Exercise aim: Only the lines that contain the string "JSON" belong in the answer; pull them from the records.

··· Dataset content ···

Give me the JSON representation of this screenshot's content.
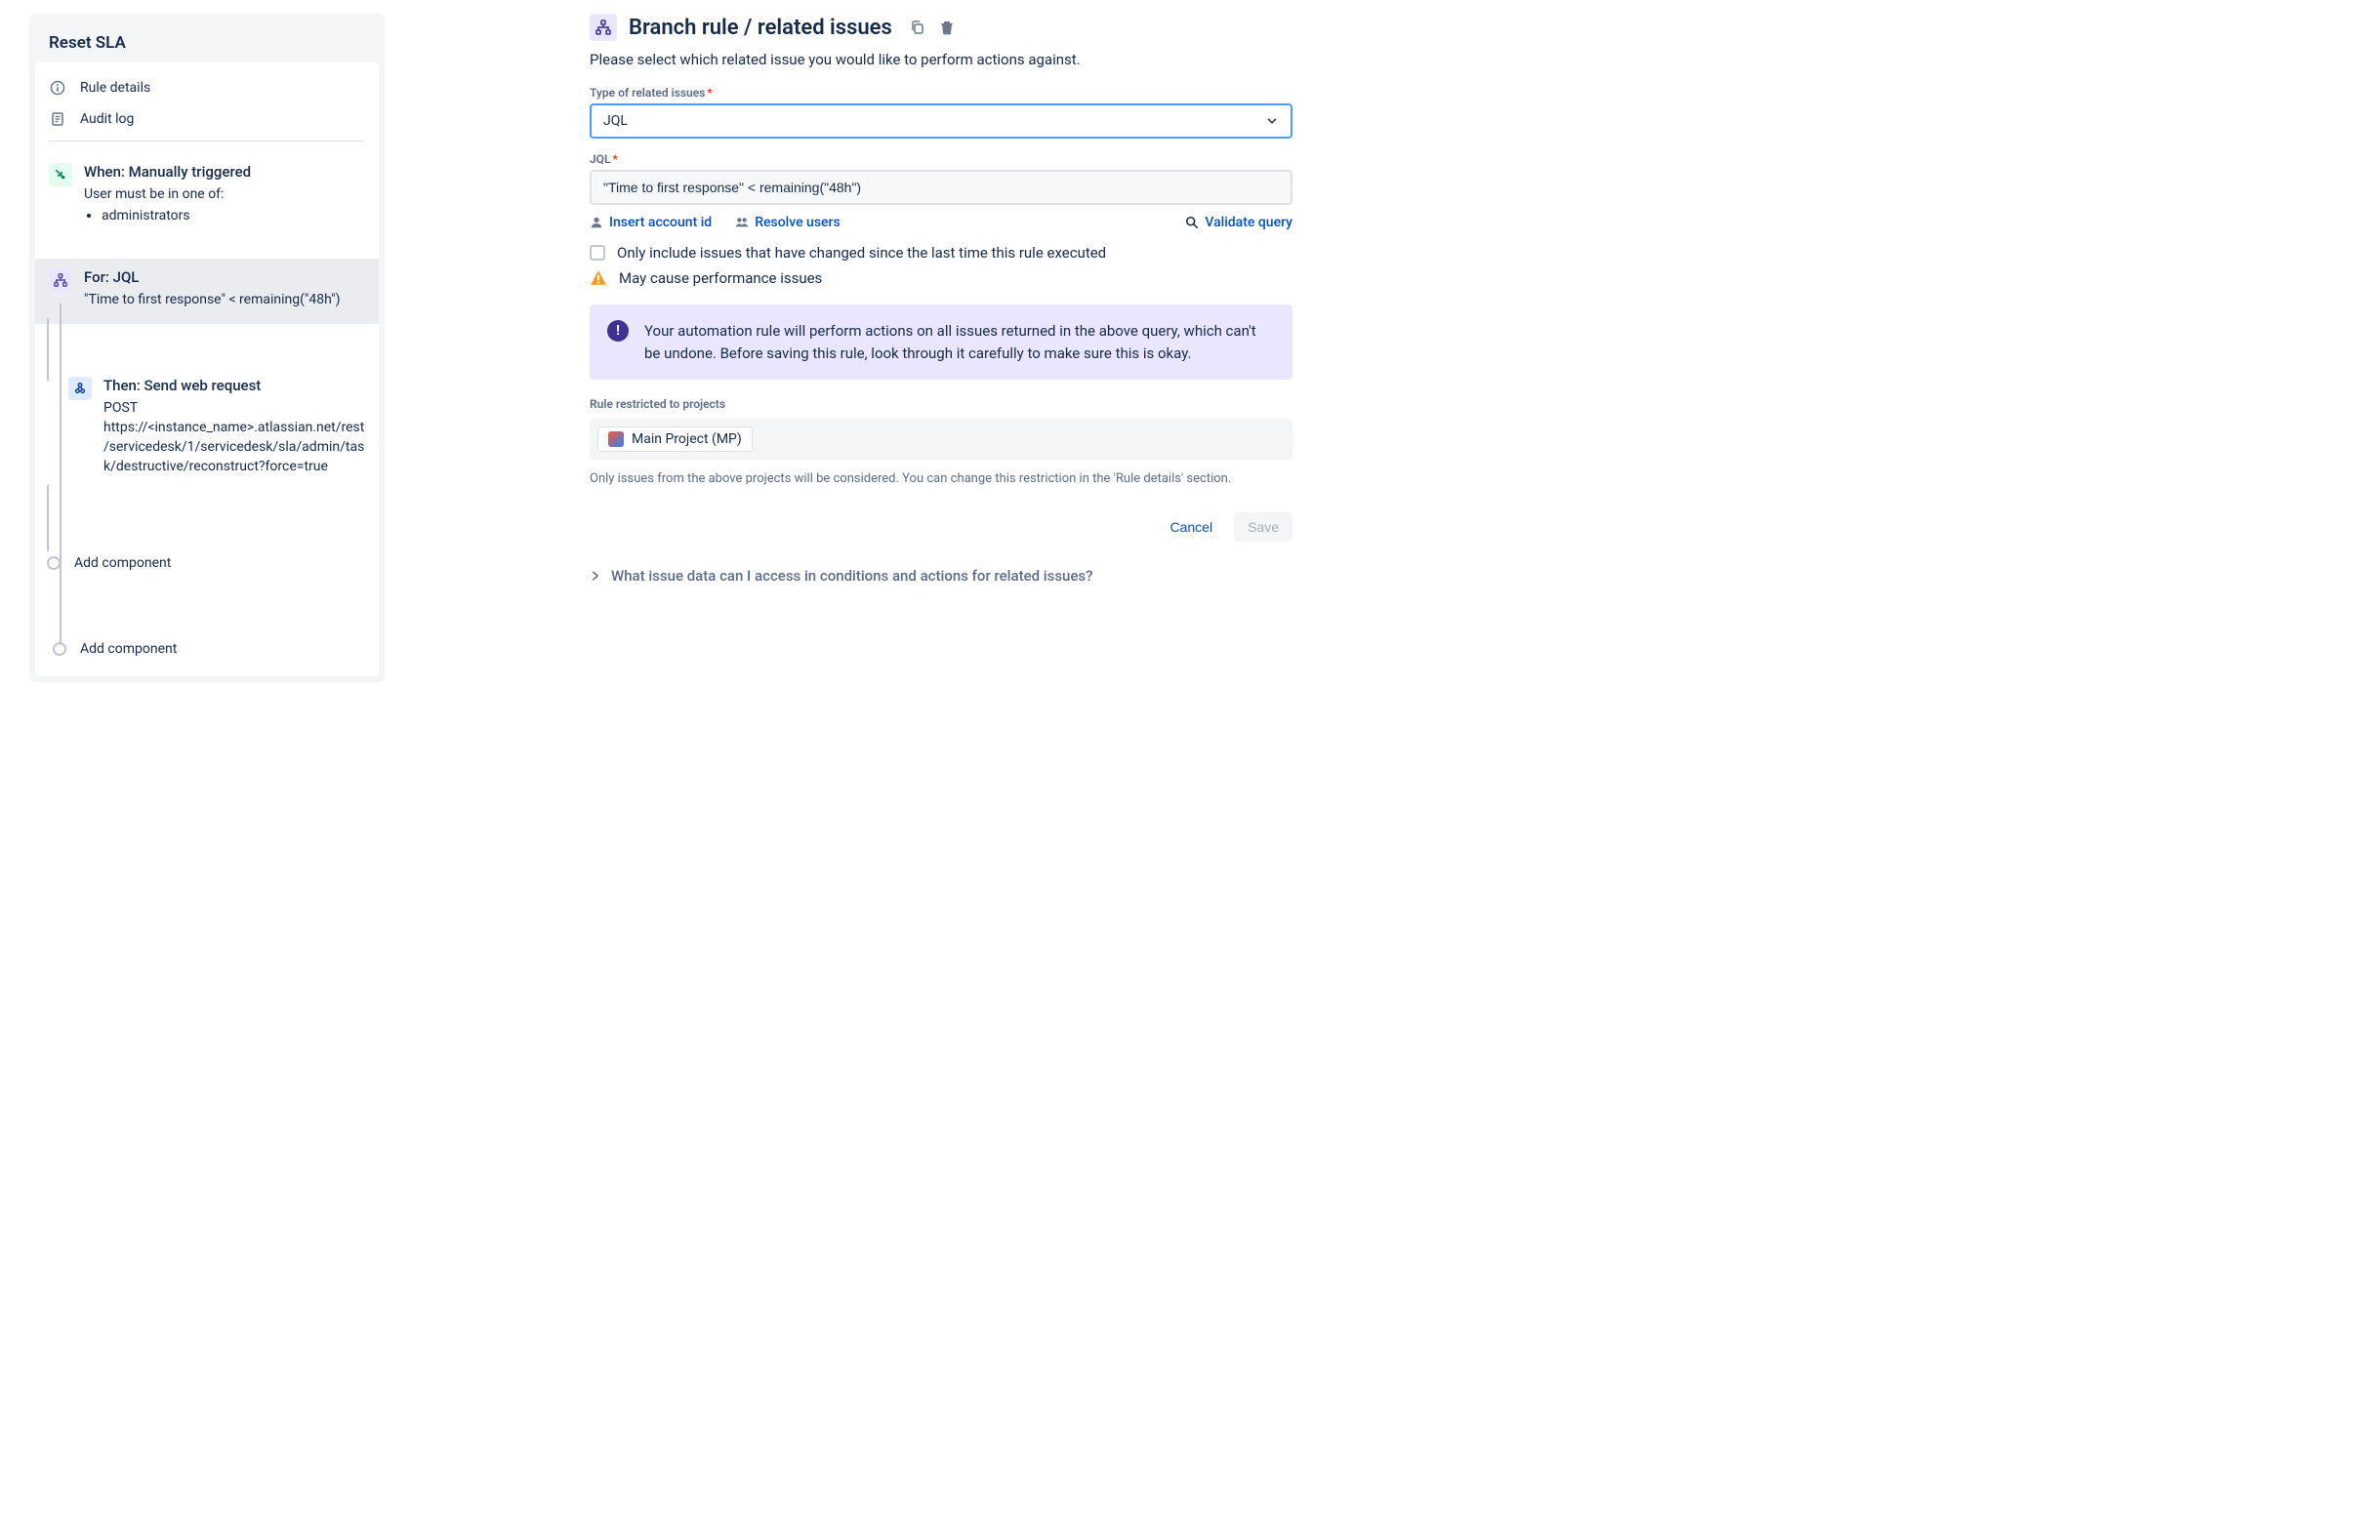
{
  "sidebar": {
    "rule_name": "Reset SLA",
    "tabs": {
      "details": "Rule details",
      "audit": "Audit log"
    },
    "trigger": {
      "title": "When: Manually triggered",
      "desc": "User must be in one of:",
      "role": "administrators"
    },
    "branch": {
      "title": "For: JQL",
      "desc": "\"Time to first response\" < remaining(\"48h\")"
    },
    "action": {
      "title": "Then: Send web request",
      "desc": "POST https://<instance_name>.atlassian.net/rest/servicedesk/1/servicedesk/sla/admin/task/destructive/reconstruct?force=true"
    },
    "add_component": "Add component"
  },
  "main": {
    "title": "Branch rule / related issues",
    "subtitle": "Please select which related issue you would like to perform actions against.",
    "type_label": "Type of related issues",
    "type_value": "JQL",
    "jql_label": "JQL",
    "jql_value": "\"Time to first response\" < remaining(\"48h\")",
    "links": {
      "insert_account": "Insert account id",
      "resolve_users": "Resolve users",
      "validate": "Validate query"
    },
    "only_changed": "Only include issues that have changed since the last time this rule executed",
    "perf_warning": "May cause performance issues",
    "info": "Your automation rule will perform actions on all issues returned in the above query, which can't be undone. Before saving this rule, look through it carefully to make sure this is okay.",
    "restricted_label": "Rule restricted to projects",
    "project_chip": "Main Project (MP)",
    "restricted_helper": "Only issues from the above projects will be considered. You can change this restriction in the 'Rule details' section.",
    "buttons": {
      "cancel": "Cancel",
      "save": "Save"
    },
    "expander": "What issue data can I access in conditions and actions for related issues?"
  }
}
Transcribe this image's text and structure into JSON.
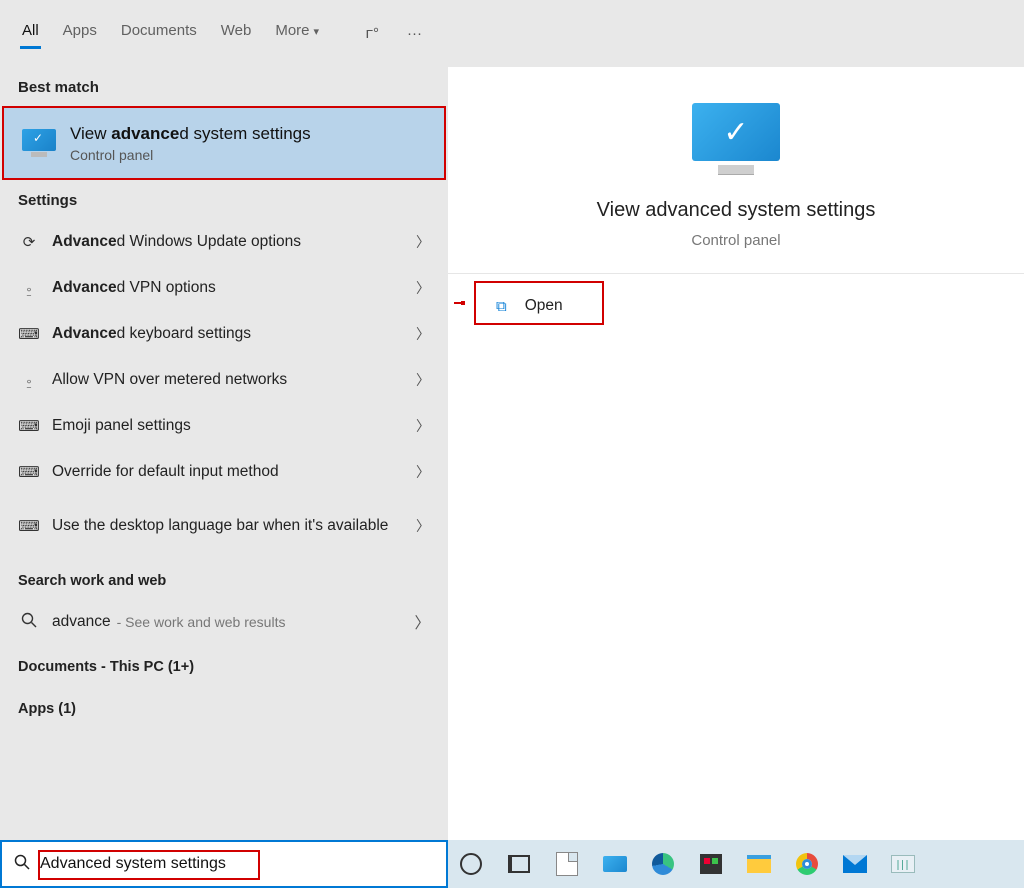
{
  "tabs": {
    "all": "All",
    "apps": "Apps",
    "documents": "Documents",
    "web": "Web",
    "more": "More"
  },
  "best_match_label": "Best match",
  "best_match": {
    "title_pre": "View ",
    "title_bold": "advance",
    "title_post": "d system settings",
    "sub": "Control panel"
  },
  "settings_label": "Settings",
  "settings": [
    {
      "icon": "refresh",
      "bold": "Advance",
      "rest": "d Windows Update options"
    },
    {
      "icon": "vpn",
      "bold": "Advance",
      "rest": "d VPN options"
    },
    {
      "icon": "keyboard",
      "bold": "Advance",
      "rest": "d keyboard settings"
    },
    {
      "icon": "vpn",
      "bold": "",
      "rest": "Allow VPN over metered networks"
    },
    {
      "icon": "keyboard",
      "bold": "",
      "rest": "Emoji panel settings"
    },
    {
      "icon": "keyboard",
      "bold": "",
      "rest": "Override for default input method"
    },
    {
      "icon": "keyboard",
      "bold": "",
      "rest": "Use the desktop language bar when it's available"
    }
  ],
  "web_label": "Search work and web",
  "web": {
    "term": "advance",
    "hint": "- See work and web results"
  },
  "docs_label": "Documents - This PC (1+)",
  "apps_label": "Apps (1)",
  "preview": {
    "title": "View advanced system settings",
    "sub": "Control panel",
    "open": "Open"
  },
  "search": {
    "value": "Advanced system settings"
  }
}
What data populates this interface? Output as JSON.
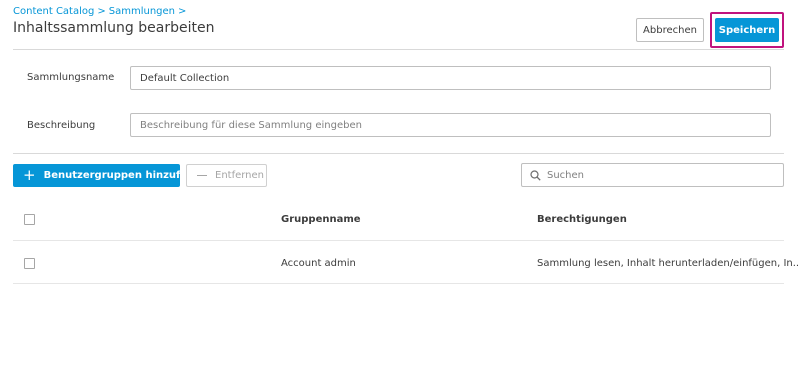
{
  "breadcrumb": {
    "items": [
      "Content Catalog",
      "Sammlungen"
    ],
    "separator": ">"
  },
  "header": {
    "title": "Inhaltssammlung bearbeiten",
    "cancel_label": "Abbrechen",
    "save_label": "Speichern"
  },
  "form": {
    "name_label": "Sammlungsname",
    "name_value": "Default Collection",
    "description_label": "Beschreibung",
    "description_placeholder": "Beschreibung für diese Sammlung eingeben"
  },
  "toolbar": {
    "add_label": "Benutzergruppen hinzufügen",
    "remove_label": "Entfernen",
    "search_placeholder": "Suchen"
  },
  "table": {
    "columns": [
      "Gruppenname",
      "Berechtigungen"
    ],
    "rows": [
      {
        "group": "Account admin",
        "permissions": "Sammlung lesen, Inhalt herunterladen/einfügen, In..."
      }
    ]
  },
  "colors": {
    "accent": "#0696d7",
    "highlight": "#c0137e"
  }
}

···

Final answer:
Give me the JSON representation of this screenshot's content.
Transcribe this image's text and structure into JSON.
What data populates this interface? Output as JSON.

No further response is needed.